Synonyms for family Euphorbiaceae

References in periodicals archive ?
Acalypha torta of the family Euphorbiaceae is an erect shrub which grows not more than 5 feet.
The laticeferous perennial shrub Synadenium grantii belongs to family Euphorbiaceae not having any information on fibrinolytic protease in the latex and also this property of enzyme is not justified with any known fibrinolytic (thrombolytic) enzyme.
grantii belonging to family Euphorbiaceae is similar to few plant latex proteases studied by several workers.
The genus Croton belongs to the family Euphorbiaceae and contains about 1000 species, distributed mostly throughout the American continent.
English: Indian gooseberry) is a deciduous tree belonging to the family Euphorbiaceae.
He does agree that rafflesias belong on the big evolutionary tree branch occupied by the order Malpighiales, which includes the family Euphorbiaceae.
ferruginea Benth; syn bridelia leaf, belongs to the family Euphorbiaceae.

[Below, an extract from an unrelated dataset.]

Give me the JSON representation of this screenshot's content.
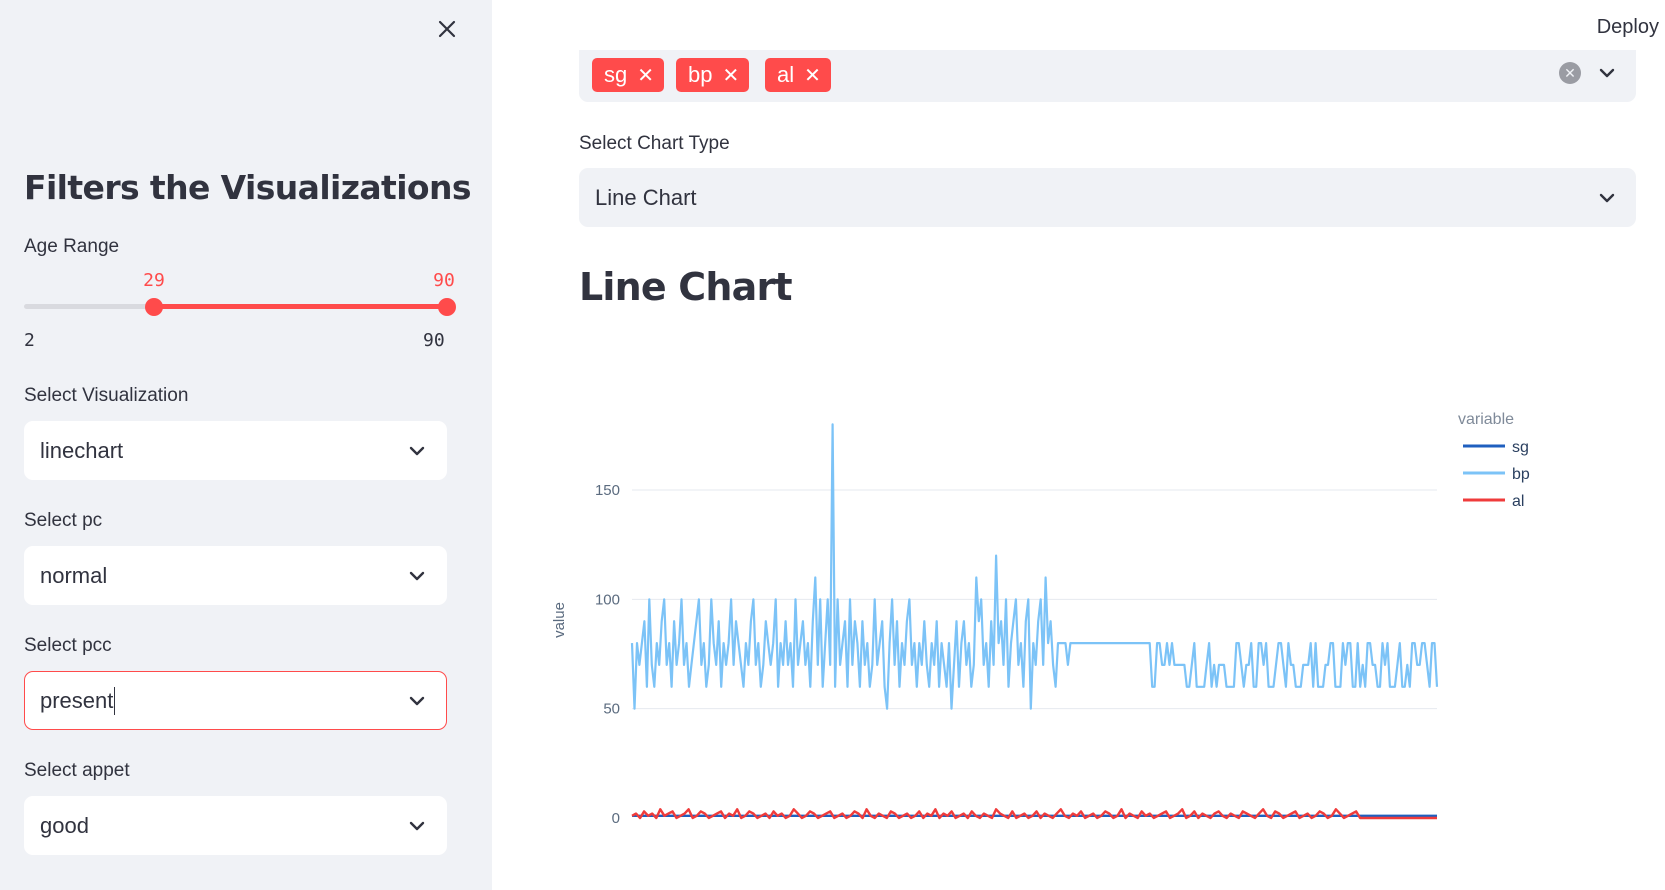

2) castor bean: A member of the spurge family Euphorbiaceae grown in Africa, the oil made from the seeds of this bean is used in products such as nylon, coatings, cosmetics, and pharmaceuticals.
bagbherenda, jangliarandi, safedarand; family Euphorbiaceae, order
Toothed Euphorbia--Euphorbia dentata, family Euphorbiaceae, a plant which secretes a poisonous, milky juice.
Euphorbia tirucalli Linnaeus 1753, of the family Euphorbiaceae, originally from Africa and introduced in Brazil, is commonly known as "avelos," and produces a type of latex that has been used in various ways in the treatment of diseases (Gurib-Fakim, 2006).
Euphorbia helioscopia, belongs to medicinally rich family Euphorbiaceae, is an annual weed and used as folk medicine to treat warts in various parts of Pakistan.
Phyllanthus emblica) belongs to the family Euphorbiaceae, ranges in status from insignificant in the Western world to highly prized plant species in tropical Asia.
Several authors (Meeuse, 1990; Wurdack & Chase, 1999) suggest that the family Euphorbiaceae is split and most likely forms a polyphylethic group.